Cannon and Musket Fire recall the 1760 Anglo-Cherokee War at Fort Dobbs

by Feb 12, 2014Happenings0 comments

STATESVILLE – Fort Dobbs State Historic Site will offer a glimpse of the harrowing days of the 18th century Cherokee War March 1-2. The Cherokee had been allies of the British when the French and Indian War started in 1754, but tensions quickly spiraled into war and the allegiance of the Cherokee was uncertain. The 30-member garrison at Fort Dobbs was attacked by more than twice its number in a confusing skirmish the night of Feb. 27. 1760.

The 254th anniversary program will feature living history interpreters who will portray provincial soldiers and Cherokee warriors, present musket and cannon firing demonstrations, and ongoing demonstrations of 18th century military and American Indian camp life. The free programs will run 10 a.m.-4 p.m. Saturday and 10 a.m.-3 p.m. Sunday.
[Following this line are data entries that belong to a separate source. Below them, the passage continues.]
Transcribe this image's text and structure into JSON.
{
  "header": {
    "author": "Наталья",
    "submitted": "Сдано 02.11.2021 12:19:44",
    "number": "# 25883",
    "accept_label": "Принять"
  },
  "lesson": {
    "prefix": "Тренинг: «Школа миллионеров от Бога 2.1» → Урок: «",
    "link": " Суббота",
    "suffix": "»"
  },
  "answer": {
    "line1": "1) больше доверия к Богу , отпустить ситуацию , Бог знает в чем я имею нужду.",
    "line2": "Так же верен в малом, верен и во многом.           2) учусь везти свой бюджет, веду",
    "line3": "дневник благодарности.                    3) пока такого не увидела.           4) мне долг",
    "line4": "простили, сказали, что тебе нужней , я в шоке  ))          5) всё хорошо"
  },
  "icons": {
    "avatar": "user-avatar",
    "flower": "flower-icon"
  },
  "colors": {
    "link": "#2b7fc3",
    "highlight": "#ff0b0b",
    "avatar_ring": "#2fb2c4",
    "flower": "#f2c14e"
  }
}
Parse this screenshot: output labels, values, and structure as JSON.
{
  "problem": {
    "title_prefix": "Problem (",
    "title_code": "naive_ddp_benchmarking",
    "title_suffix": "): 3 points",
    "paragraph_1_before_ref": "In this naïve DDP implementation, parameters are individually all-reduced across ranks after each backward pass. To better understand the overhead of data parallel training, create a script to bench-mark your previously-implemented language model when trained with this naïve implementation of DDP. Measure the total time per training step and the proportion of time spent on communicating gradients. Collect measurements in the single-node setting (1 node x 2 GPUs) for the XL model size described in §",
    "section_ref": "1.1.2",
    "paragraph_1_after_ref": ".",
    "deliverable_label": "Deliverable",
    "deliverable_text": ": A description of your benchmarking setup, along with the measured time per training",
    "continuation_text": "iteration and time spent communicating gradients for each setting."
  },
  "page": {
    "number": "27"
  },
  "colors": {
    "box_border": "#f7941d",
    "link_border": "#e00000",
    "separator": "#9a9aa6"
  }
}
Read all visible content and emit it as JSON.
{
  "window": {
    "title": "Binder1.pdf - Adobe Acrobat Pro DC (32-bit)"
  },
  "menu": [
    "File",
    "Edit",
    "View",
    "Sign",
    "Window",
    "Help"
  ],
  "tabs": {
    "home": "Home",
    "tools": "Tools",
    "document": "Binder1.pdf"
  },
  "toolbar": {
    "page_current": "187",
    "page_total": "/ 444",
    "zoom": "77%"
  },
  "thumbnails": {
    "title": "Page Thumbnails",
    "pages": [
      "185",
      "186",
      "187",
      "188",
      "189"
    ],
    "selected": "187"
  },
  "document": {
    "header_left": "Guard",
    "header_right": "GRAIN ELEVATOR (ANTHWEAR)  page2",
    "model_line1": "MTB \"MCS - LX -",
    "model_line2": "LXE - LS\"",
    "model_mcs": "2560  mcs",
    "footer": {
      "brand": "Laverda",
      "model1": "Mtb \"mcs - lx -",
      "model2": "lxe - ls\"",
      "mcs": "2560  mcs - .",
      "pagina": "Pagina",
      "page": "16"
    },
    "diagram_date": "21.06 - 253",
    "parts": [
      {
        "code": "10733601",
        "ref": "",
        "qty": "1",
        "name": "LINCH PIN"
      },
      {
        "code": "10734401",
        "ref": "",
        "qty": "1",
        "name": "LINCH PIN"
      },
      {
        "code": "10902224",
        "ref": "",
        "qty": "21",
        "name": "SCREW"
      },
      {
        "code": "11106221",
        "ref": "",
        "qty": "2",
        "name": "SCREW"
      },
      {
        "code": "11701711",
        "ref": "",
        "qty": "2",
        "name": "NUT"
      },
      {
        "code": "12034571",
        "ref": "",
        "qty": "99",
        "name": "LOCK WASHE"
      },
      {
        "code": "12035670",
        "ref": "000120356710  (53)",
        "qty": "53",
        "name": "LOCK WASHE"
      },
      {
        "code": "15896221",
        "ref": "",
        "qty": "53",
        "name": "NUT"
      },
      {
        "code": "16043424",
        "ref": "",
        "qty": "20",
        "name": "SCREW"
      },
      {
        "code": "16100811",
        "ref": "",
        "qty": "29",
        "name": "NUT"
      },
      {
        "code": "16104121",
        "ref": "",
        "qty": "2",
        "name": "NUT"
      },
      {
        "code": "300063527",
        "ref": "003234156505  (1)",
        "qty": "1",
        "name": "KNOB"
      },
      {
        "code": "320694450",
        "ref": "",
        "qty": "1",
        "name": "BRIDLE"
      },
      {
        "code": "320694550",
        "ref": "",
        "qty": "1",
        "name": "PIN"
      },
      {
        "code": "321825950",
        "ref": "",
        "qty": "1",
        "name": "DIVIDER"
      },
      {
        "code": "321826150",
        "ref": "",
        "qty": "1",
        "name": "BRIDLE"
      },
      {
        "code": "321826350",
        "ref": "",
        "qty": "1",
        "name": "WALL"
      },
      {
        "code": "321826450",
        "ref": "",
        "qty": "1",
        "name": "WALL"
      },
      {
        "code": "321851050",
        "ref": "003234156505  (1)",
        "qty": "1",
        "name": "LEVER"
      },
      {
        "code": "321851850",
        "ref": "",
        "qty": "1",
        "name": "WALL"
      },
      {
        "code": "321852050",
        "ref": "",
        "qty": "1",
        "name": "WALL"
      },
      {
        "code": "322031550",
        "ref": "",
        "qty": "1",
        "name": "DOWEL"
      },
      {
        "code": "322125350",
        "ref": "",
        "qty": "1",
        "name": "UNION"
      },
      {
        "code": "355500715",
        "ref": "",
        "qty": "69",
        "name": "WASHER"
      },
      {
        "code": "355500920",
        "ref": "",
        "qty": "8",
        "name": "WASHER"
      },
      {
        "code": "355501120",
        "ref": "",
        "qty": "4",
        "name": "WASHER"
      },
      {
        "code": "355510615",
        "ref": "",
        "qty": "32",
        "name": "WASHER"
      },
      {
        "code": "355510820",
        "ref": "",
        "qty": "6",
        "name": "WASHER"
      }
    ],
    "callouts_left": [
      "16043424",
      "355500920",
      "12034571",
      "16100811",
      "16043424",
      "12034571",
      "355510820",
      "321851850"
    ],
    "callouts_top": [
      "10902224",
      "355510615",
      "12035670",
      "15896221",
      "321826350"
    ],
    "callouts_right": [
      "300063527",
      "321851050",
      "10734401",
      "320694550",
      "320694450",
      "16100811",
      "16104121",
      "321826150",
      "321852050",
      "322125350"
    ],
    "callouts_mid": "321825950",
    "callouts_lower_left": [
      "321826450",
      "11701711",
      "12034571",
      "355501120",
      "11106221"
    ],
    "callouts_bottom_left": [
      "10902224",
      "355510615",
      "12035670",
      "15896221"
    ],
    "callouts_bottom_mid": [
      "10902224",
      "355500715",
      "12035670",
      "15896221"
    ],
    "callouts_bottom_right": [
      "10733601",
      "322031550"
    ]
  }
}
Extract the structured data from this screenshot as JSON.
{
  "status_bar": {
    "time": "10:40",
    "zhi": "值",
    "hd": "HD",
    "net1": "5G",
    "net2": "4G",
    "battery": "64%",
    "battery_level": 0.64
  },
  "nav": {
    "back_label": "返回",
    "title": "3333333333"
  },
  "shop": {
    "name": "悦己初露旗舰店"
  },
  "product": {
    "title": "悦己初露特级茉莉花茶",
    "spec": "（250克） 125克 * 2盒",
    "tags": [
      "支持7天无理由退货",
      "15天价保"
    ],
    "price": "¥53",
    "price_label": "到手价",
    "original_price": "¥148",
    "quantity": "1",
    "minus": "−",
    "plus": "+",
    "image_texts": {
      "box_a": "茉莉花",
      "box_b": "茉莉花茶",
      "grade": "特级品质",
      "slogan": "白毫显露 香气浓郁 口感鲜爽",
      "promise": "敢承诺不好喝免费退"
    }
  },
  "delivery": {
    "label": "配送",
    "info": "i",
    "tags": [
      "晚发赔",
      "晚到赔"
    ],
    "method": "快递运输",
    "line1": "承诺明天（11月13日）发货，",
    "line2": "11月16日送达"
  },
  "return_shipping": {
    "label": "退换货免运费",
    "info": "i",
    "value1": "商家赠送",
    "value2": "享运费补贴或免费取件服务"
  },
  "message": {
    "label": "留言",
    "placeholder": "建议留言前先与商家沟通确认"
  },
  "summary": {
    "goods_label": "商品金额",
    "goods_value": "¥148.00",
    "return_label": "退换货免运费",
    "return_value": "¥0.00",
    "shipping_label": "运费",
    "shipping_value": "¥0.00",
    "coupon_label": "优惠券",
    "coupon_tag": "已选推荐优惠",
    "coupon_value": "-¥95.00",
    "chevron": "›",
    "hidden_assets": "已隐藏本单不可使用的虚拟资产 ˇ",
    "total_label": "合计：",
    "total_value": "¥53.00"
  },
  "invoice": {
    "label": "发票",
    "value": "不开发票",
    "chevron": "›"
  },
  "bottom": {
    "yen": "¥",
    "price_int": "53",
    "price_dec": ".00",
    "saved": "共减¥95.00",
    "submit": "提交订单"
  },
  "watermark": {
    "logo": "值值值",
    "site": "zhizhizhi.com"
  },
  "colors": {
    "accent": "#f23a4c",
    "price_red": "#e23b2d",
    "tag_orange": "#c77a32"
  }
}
A special evening firing will be held at 6:30 p.m. Saturday.

The educational program at this state historic site gives life to North Carolina’s past experiences and traditions and demonstrates the value of living history to students and adults.  Fort Dobbs is the only state historic site dedicated to the period of the French and Indian War (1754-1763), also known as the Seven Years War. It is North Carolina’s only link to a war for empire that crossed five continents and lasted nearly 10 years, and is part of the Division of State Historic Sites.

Info: (704) 873-5882 or visit Fort Dobbs website

– N.C. Dept. of Cultural Resources